■ Records for the task
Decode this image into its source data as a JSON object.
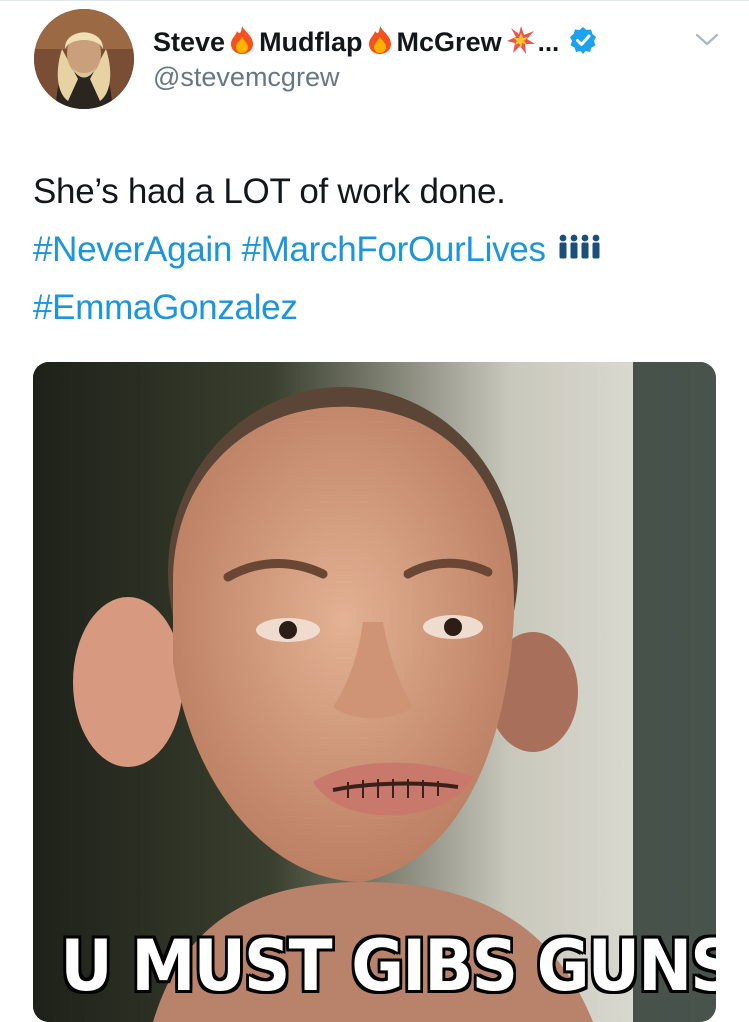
{
  "author": {
    "name_parts": [
      "Steve",
      "Mudflap",
      "McGrew"
    ],
    "name_ellipsis": "...",
    "handle": "@stevemcgrew",
    "verified": true
  },
  "emojis": [
    "fire-emoji",
    "fire-emoji",
    "collision-emoji"
  ],
  "tweet": {
    "line1": "She’s had a LOT of work done.",
    "hashtags": [
      "#NeverAgain",
      "#MarchForOurLives",
      "#EmmaGonzalez"
    ]
  },
  "media": {
    "caption": "U MUST GIBS GUNS"
  },
  "colors": {
    "link": "#1b95e0",
    "handle": "#657786",
    "verified": "#1da1f2",
    "fire": "#f4511e"
  }
}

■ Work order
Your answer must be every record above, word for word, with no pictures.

■ Reply to the task
Decode this image into its source data as a JSON object.
{
  "author": {
    "name_parts": [
      "Steve",
      "Mudflap",
      "McGrew"
    ],
    "name_ellipsis": "...",
    "handle": "@stevemcgrew",
    "verified": true
  },
  "emojis": [
    "fire-emoji",
    "fire-emoji",
    "collision-emoji"
  ],
  "tweet": {
    "line1": "She’s had a LOT of work done.",
    "hashtags": [
      "#NeverAgain",
      "#MarchForOurLives",
      "#EmmaGonzalez"
    ]
  },
  "media": {
    "caption": "U MUST GIBS GUNS"
  },
  "colors": {
    "link": "#1b95e0",
    "handle": "#657786",
    "verified": "#1da1f2",
    "fire": "#f4511e"
  }
}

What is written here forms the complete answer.